## THE PROBLEM
All pictures are to be dropped, and everything else in the data duplicated exactly.

DATASET ENTRIES START

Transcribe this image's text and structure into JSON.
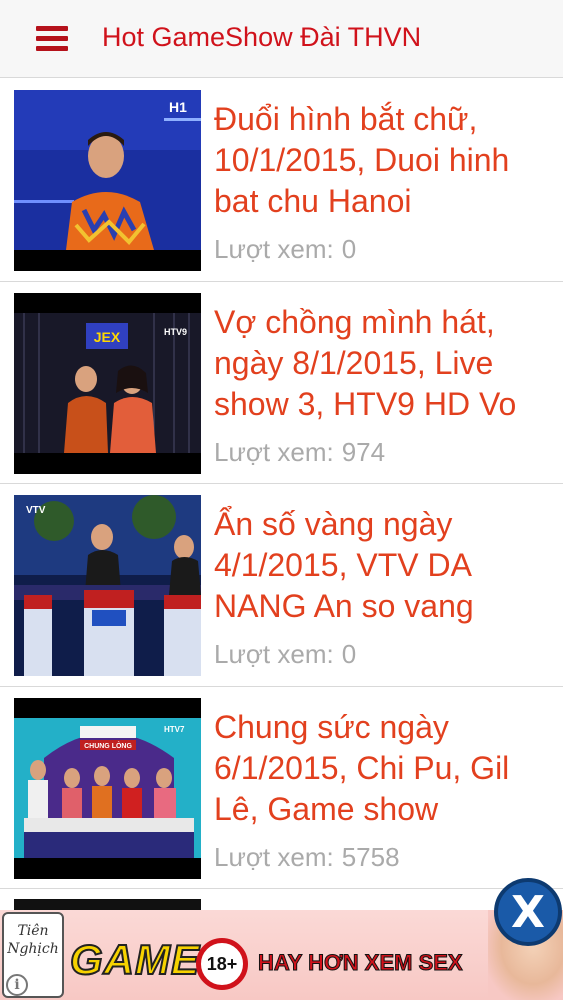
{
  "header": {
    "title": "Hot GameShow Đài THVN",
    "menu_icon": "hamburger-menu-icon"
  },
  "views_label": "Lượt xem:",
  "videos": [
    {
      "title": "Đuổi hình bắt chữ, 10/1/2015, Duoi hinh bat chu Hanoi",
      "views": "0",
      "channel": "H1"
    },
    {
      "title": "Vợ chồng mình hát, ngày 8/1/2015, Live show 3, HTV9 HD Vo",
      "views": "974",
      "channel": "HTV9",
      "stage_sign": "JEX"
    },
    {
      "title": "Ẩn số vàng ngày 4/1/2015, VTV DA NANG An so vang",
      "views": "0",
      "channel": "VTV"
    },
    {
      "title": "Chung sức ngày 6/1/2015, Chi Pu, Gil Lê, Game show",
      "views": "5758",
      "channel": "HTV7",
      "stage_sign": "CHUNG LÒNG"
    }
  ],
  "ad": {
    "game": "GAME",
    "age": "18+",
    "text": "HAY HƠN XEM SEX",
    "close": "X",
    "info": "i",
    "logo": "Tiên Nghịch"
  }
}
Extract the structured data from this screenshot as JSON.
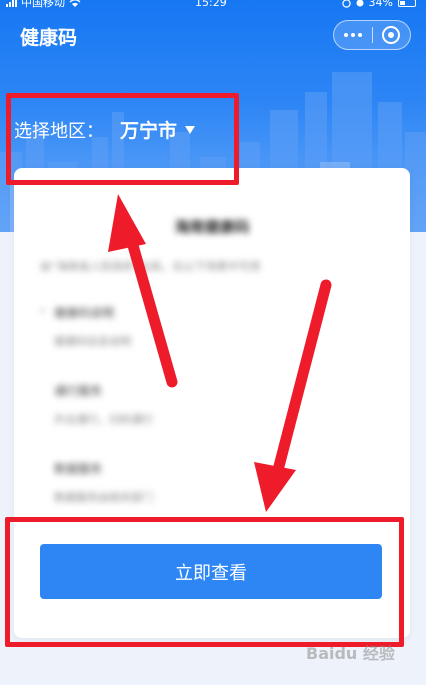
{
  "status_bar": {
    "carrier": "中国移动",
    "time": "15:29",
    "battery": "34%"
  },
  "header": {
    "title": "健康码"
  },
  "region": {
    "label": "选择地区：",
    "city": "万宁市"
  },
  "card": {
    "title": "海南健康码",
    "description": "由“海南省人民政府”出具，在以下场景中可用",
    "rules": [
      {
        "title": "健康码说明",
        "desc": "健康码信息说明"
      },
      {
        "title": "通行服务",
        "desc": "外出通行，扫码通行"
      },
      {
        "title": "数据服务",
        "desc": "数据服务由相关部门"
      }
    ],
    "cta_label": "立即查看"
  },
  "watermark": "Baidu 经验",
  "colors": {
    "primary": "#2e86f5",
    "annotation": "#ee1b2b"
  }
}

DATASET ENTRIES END

## SOLUTION TO THE PROBLEM
Transcribe this image's text and structure into JSON.
{
  "header": {
    "title": "Hot GameShow Đài THVN",
    "menu_icon": "hamburger-menu-icon"
  },
  "views_label": "Lượt xem:",
  "videos": [
    {
      "title": "Đuổi hình bắt chữ, 10/1/2015, Duoi hinh bat chu Hanoi",
      "views": "0",
      "channel": "H1"
    },
    {
      "title": "Vợ chồng mình hát, ngày 8/1/2015, Live show 3, HTV9 HD Vo",
      "views": "974",
      "channel": "HTV9",
      "stage_sign": "JEX"
    },
    {
      "title": "Ẩn số vàng ngày 4/1/2015, VTV DA NANG An so vang",
      "views": "0",
      "channel": "VTV"
    },
    {
      "title": "Chung sức ngày 6/1/2015, Chi Pu, Gil Lê, Game show",
      "views": "5758",
      "channel": "HTV7",
      "stage_sign": "CHUNG LÒNG"
    }
  ],
  "ad": {
    "game": "GAME",
    "age": "18+",
    "text": "HAY HƠN XEM SEX",
    "close": "X",
    "info": "i",
    "logo": "Tiên Nghịch"
  }
}
Extract the structured data from this screenshot as JSON.
{
  "status_bar": {
    "carrier": "中国移动",
    "time": "15:29",
    "battery": "34%"
  },
  "header": {
    "title": "健康码"
  },
  "region": {
    "label": "选择地区：",
    "city": "万宁市"
  },
  "card": {
    "title": "海南健康码",
    "description": "由“海南省人民政府”出具，在以下场景中可用",
    "rules": [
      {
        "title": "健康码说明",
        "desc": "健康码信息说明"
      },
      {
        "title": "通行服务",
        "desc": "外出通行，扫码通行"
      },
      {
        "title": "数据服务",
        "desc": "数据服务由相关部门"
      }
    ],
    "cta_label": "立即查看"
  },
  "watermark": "Baidu 经验",
  "colors": {
    "primary": "#2e86f5",
    "annotation": "#ee1b2b"
  }
}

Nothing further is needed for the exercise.